He used models of hands of his own, his wife, and one of his sons. He also used a craftsman who assisted in his studio and the hands of a girl who helped look after his children.

The hand that was omitted was one of the girl’s hands. But, her other hand remained in the final 9-hand version and seems to stand out as being more delicate. However, he did not intend on any of the individual hands to represent a specific member of the Community.

What does the 1973 EEC 50p coin represent?

On January 1, 1973, Britain officially joined the European Economic Community, EEC. This was a result of a vote that took place months earlier, in July. Parliament voted 301-284 in favour of joining the EEC.

Two years later, Britain decided to ratify its membership in a referendum. The UK voted 67% to 32% to remain in the common market. In 2016, this referendum was reversed with the UK voting 52-48 to leave in what became known as Brexit.

In 1973, joining the EEC was a reason to celebrate. So much so that The Royal Mint issued this special 50p coin to celebrate the UK’s accession to the European Economic Community. After years of debate, Britain finally successfully joined the European Economic Community, EEC, in 1973.

The 9 hands on the coin symbolize the nine members of the Community, clasping one another in a mutual gesture of trust, assistance, and friendship. The members include the UK, Denmark, and Ireland joining the six founding members of the EEC. Ireland and Denmark also joined the EEC in 1973.

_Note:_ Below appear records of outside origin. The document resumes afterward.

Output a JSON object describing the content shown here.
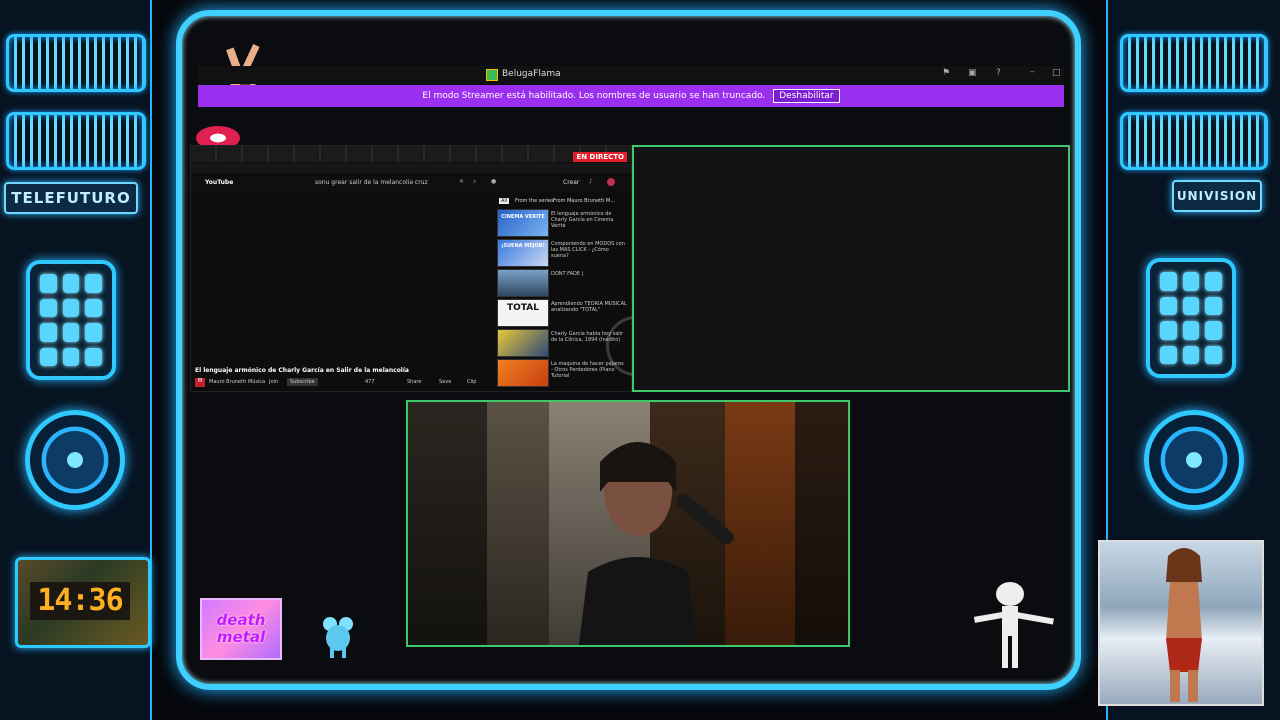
{
  "left_panel": {
    "sign": "TELEFUTURO",
    "clock": "14:36"
  },
  "right_panel": {
    "sign": "UNIVISION"
  },
  "window": {
    "title": "BelugaFlama"
  },
  "streamer_banner": {
    "message": "El modo Streamer está habilitado. Los nombres de usuario se han truncado.",
    "button": "Deshabilitar"
  },
  "browser": {
    "live_badge": "EN DIRECTO",
    "logo": "YouTube",
    "search_query": "sonu grear salir de la melancolia cruz",
    "create_label": "Crear",
    "chips": [
      "All",
      "From the series",
      "From Mauro Brunetti M..."
    ],
    "video_title": "El lenguaje armónico de Charly García en Salir de la melancolía",
    "channel_name": "Mauro Brunetti Música",
    "join_label": "Join",
    "subscribe_label": "Subscribe",
    "like_count": "477",
    "share_label": "Share",
    "save_label": "Save",
    "clip_label": "Clip",
    "thumb_labels": [
      "CINEMA VERITE",
      "¡SUENA MEJOR!",
      "",
      "TOTAL",
      "",
      ""
    ],
    "related_videos": [
      {
        "title": "El lenguaje armónico de Charly García en Cinema Verité"
      },
      {
        "title": "Componiendo en MODOS con las MAS CLICK - ¿Cómo suena?"
      },
      {
        "title": "DONT FADE |"
      },
      {
        "title": "Aprendiendo TEORIA MUSICAL analizando \"TOTAL\""
      },
      {
        "title": "Charly García habla hoy salir de la Clínica, 1994 (Inédito)"
      },
      {
        "title": "La maquina de hacer pájaros - Otros Perdedores (Piano Tutorial"
      }
    ]
  },
  "overlay": {
    "sticker_text": "death metal"
  },
  "colors": {
    "frame_accent": "#3fd0ff",
    "banner": "#9b2ff0",
    "live_badge": "#e0202a",
    "cam_border": "#3fc86a"
  }
}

Other 50p coins relating to the European Union include the 1992 Single Market 50p, as well as the infamous Brexit 50p.